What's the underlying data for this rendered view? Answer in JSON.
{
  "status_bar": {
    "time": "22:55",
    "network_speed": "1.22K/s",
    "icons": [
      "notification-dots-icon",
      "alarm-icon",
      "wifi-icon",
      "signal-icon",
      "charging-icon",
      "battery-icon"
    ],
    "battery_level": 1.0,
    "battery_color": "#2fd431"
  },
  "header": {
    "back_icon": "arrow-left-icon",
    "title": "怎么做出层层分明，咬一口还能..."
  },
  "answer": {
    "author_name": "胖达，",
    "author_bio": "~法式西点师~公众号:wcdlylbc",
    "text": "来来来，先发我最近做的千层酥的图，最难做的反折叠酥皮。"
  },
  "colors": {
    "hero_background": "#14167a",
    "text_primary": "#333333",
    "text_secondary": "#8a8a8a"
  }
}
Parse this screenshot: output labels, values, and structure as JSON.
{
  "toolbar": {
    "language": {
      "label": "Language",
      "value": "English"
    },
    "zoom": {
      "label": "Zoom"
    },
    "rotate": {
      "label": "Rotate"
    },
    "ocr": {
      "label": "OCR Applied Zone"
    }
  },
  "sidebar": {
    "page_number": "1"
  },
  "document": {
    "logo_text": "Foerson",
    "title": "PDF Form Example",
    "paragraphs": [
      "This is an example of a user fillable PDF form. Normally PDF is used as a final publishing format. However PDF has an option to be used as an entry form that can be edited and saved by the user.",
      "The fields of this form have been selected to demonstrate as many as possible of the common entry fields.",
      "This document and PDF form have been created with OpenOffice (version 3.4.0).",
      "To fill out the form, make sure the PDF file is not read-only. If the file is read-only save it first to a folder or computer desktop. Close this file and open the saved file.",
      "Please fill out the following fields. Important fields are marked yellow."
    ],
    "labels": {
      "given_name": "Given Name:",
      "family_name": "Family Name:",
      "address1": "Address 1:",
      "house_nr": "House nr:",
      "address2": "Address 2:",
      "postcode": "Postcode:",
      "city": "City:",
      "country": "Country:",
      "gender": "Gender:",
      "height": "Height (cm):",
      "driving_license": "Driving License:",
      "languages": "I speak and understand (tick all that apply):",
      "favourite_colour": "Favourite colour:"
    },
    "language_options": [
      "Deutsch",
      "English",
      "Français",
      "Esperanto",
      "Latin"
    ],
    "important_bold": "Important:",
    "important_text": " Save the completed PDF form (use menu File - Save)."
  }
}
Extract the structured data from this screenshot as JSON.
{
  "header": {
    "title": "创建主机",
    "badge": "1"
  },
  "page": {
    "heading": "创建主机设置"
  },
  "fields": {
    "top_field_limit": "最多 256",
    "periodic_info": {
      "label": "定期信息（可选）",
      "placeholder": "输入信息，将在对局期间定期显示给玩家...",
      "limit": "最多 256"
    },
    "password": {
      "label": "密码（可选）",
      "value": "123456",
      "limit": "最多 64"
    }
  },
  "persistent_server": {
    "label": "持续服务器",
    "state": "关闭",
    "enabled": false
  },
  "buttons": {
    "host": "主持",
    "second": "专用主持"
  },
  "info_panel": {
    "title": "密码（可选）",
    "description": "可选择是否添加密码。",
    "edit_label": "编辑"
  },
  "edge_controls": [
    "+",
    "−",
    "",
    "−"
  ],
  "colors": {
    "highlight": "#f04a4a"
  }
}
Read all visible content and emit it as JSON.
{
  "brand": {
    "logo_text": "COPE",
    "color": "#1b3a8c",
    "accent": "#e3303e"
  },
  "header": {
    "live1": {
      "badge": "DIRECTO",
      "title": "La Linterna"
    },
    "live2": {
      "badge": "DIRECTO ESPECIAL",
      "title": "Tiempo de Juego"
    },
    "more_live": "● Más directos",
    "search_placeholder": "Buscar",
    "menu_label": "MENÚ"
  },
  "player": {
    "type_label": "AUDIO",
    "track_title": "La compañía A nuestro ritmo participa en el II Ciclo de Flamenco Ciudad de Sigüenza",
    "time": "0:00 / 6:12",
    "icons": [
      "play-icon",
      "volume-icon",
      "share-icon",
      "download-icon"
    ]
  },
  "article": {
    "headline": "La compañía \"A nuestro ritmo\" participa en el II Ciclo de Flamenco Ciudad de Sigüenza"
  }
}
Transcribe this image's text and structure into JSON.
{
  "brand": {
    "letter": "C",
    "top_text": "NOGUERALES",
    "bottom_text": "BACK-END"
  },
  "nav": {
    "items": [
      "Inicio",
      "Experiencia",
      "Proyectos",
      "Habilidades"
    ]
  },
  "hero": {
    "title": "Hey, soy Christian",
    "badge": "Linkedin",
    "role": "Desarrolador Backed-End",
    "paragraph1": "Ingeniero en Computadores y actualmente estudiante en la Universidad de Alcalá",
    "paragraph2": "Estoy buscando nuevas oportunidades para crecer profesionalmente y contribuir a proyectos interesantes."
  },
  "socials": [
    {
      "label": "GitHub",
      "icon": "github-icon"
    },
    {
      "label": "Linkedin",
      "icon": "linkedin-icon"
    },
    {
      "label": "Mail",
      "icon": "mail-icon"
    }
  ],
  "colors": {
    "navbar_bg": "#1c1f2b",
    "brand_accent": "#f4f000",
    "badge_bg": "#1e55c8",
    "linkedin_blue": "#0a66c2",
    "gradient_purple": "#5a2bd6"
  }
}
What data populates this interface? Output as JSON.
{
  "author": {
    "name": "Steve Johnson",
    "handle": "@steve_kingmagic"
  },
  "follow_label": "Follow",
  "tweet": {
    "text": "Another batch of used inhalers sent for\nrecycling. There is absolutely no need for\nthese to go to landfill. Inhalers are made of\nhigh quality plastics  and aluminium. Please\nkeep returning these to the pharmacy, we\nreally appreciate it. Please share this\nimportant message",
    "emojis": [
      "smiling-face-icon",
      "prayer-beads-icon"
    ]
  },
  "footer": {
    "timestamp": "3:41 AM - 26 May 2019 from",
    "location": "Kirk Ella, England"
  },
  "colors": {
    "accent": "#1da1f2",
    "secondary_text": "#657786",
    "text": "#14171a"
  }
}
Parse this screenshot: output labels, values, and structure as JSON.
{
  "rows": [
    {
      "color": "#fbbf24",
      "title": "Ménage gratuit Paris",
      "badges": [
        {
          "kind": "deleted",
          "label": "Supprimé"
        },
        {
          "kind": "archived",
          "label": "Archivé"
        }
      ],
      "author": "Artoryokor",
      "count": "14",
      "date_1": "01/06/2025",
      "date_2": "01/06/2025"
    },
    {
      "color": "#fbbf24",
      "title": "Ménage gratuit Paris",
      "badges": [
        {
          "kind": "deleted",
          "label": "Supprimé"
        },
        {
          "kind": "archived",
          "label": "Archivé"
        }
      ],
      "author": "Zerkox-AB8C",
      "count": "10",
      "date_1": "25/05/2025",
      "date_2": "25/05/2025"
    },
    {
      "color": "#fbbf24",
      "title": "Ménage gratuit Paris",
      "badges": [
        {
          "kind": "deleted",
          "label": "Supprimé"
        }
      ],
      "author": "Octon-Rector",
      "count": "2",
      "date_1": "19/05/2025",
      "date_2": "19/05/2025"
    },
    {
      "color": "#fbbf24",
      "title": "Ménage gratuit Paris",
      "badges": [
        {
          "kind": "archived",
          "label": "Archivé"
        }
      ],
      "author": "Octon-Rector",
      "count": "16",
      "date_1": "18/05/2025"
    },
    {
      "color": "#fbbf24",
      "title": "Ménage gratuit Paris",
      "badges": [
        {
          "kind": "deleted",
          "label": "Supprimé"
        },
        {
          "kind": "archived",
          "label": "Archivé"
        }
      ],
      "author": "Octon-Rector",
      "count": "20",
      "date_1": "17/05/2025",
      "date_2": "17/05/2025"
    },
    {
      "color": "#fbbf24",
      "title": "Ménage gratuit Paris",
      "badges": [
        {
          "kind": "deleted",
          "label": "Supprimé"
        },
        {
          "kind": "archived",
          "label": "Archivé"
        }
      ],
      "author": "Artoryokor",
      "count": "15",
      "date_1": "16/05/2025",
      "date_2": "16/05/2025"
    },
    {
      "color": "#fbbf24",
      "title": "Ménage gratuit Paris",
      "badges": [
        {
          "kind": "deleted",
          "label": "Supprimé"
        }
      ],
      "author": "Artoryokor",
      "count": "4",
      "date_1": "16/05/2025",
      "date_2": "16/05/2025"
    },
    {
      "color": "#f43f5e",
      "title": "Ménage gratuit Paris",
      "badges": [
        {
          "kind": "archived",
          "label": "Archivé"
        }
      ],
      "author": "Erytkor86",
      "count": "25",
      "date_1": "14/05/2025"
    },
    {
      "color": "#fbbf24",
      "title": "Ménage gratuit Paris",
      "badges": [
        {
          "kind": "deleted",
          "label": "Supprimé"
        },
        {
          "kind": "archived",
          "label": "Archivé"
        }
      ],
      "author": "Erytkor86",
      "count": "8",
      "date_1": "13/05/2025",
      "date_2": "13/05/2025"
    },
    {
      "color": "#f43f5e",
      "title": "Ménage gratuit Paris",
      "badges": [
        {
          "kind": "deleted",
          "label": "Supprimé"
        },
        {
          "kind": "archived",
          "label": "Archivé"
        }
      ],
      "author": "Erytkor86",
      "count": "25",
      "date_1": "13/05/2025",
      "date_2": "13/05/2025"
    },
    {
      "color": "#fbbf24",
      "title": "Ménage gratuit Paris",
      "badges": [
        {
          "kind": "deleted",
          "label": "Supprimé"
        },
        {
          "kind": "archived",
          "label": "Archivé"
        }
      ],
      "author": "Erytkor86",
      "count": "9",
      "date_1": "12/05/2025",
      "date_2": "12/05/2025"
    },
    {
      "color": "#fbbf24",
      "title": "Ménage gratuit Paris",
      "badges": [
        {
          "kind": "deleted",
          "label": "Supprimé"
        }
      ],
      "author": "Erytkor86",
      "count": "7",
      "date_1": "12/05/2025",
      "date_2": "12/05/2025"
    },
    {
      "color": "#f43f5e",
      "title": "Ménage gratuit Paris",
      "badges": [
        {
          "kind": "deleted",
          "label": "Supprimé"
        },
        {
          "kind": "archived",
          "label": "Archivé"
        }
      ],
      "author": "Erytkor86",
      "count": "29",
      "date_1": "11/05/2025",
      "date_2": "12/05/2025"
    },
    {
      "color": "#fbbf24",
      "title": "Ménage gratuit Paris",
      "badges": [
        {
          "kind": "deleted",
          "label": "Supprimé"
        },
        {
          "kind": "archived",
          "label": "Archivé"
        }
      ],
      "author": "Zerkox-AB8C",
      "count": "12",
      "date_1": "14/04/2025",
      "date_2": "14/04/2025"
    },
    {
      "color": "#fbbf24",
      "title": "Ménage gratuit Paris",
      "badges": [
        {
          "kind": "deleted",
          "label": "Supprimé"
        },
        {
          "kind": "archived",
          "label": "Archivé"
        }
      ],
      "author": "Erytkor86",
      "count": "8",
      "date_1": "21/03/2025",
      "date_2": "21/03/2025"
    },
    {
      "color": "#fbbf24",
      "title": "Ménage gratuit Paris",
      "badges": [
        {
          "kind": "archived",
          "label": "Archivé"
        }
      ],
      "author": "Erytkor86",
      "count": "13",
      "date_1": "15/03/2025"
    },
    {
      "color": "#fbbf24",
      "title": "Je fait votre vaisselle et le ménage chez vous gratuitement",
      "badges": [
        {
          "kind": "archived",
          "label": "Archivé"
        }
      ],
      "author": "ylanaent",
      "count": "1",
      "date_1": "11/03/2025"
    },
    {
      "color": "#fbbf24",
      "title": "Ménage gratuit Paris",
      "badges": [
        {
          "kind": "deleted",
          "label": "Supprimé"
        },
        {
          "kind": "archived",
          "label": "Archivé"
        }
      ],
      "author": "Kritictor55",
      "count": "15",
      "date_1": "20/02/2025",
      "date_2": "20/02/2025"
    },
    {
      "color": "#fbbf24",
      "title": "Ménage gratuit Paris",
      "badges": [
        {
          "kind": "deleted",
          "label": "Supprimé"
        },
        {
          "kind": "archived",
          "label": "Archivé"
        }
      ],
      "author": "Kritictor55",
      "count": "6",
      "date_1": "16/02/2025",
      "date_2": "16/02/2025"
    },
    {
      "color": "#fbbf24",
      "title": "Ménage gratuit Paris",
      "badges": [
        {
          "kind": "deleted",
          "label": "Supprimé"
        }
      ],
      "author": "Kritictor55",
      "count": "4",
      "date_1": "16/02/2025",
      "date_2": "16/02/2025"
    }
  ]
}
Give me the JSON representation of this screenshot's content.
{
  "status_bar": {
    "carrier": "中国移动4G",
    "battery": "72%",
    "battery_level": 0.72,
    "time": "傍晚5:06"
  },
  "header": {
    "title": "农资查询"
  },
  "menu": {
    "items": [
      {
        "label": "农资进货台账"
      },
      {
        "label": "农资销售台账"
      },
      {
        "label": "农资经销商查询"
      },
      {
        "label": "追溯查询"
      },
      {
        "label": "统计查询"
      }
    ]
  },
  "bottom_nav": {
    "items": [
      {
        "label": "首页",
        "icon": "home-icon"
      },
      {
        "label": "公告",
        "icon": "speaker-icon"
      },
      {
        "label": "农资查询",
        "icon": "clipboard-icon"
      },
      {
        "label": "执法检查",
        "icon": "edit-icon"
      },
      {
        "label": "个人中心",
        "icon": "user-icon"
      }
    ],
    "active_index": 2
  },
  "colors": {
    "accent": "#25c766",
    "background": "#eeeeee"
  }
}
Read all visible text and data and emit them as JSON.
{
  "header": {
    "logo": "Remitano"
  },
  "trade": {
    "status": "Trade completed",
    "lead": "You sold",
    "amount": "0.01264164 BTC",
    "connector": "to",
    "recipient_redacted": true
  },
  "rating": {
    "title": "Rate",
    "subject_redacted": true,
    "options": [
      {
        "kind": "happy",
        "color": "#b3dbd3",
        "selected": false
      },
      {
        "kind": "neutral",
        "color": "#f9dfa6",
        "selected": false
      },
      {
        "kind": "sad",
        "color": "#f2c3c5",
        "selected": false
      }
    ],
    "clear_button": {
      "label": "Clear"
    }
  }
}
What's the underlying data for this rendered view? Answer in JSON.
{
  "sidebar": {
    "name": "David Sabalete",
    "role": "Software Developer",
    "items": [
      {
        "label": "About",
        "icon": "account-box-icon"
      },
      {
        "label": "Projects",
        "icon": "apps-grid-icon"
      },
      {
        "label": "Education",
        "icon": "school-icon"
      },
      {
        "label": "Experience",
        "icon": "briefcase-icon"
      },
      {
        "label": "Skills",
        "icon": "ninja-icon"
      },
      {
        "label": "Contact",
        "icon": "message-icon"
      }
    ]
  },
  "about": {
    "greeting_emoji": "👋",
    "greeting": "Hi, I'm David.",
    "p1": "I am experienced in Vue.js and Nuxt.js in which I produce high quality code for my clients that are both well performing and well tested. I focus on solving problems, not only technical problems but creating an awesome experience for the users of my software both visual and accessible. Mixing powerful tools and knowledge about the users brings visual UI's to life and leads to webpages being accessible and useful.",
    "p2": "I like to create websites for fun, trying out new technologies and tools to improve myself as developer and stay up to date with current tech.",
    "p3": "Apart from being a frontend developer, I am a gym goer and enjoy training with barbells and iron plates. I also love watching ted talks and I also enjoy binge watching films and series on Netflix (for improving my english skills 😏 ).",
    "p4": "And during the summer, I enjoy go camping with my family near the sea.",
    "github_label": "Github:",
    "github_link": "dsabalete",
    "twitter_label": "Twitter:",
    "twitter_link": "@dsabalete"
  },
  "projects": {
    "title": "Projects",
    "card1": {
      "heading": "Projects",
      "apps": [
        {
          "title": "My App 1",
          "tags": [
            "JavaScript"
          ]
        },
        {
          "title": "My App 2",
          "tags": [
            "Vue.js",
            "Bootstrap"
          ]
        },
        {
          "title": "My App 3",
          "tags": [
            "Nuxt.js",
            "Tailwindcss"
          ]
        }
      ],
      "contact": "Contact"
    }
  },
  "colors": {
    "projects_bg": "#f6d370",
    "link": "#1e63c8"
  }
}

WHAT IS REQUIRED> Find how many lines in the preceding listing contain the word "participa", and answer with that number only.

REPLY> 2